In the end, our society will be defined not only by what we create but by what we refuse to destroy. (John Sawhill, former president of The Nature Conservancy)
A reflection of ourselves
Our national parks and preserves are located in all regions of the country (Our National Parks), but they are in need of help. From budget cuts, discussed previously, to climate change this remarkable American creation, which goes back more than 100 years, is under threat in the 21st century.
Shrinking available water supplies affects ecosystems and species survival. Non-native plants, insects, snakes and reptiles encroach on native plants and animal ecosystems and ultimately can result in extinction. It's estimated that approximately 6,500 non-native species are now intruding on native plants and animals. Air pollution has no boundaries. Such things as coal plants and automobiles affect both air quality and visibility, which over time poisons plants, fouls water resources and threatens vulnerable species. A warming planet is affecting glaciers in our national parks, fire season is becoming longer and more severe, food production could decrease and eco-patterns may change more quickly and threaten numerous species … including humans.

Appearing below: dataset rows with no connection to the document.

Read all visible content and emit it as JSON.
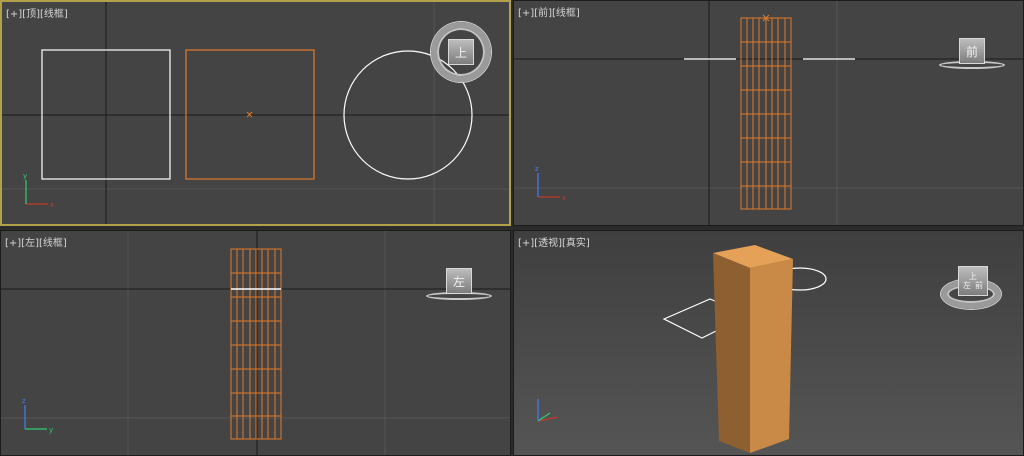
{
  "viewports": {
    "top": {
      "label_plus": "[+]",
      "label_view": "[顶]",
      "label_shade": "[线框]",
      "cube_face": "上"
    },
    "front": {
      "label_plus": "[+]",
      "label_view": "[前]",
      "label_shade": "[线框]",
      "cube_face": "前"
    },
    "left": {
      "label_plus": "[+]",
      "label_view": "[左]",
      "label_shade": "[线框]",
      "cube_face": "左"
    },
    "persp": {
      "label_plus": "[+]",
      "label_view": "[透视]",
      "label_shade": "[真实]",
      "cube_face_top": "上",
      "cube_face_left": "左",
      "cube_face_front": "前"
    }
  },
  "colors": {
    "viewport_bg": "#444444",
    "active_border": "#b3a04a",
    "grid_major": "#1a1a1a",
    "grid_minor": "#555555",
    "selected_wire": "#e07a2a",
    "white_wire": "#ffffff",
    "box_top": "#e6a158",
    "box_front": "#c98a48",
    "box_side": "#8e5f31"
  },
  "icons": {
    "axis_gizmo": "axis-gizmo-icon",
    "view_cube": "viewcube-icon",
    "pivot": "pivot-x-icon"
  }
}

Because of budget cuts deferred maintenance is increasing rapidly, estimated to be well over $7 billion at the present time. Roads are in disrepair, trails closed, restrooms shut and “out of order” signs appearing everywhere. At the same time, more visitors are arriving at our national parks, an estimated 45 million annually. The difficulty is that more visitors mean more problems requiring better service and upkeep.
Beware of the big bad wolf
You can take your tree hugging, granola eating politically correct, earth worshiping, subaru driving, pony tailed sandals in the winter, wolf loving butt somewhere else! (A sign near Salmon, Idaho, home of the annual Coyote and Wolf Derby)
In old European superstitions it is believed to be unlucky to say the word “wolf” in the month of December, for you run the risk of being attacked by one. On the other hand, wolves are prominent in Native American mythology and many Indians oppose the hunting of wolves. It is believed by some tribes that wolves are family members and the human spirit comes from wolves.
In general, European-Americans from the very beginning have had a total disregard for wildlife. We have slaughtered and butchered animals with abandon from the moment we set foot on the North American continent. We pretty much have belonged to the school of “dominion over” rather than “stewardship of.”
Even in the late 19th century there were reports of the day time sky darkening because of the migration of millions of passenger pigeons flying overhead. The bird tasted good and was easy to kill. On September 1, 1914 Martha, the last captive passenger pigeon, died at the Cincinnati Zoo. We rarely know the specific date that a species goes extinct, an extinction we humans caused.
Kill 'em all and then some
Salmon, Idaho holds a four day Coyote and Wolf Derby every year. Salmon is a rural ranching community and in its own way reflects a dark part of an American past that should be in the Museum of Natural History but still exists today in small pockets throughout the country. Keep in mind that the livestock industry “hates” predators of every kind and always has. Science and objective observation have little to do with it.
The object of the hunt is to kill coyotes and wolves as fast as possible. It is killing for the sake of killing. Prizes of $1,000 are awarded for the most animals killed. Special awards are also given to children who demonstrate prowess in this slaughter. Of particular interest is that part of the hunt takes place on federal lands—meaning public. Supposedly, oversight responsibility rests with the Forest Service and the Bureau of Land Management, who seemingly vanish shortly before and during this cultural celebration of human blood-lust.
The steak tastes bad
Climatologists are telling us with a “high level” of certainty that our warming planet, since 1950 at least, is caused primarily because of what we humans have been doing to the Earth. Yes, it's us. In terms of global warming, meat production is especially harmful and beef production may be the most damaging form of meat. Cows produce methane emissions, a powerful greenhouse gas. Many methods of cattle production demand large tracts of land, contribute to the destruction of forests and trees are burned releasing CO2. Cattle production more often than not requires huge amounts of water and fertilizer. If the whole world ate beef at the rate of Americans and produced by methods that are usual in the U.S., we'd likely have little chance of staying below internationally agreed limits on global warming.
So what, why it matters for every one of us, and what can really be done about it? TO BE CONTINUED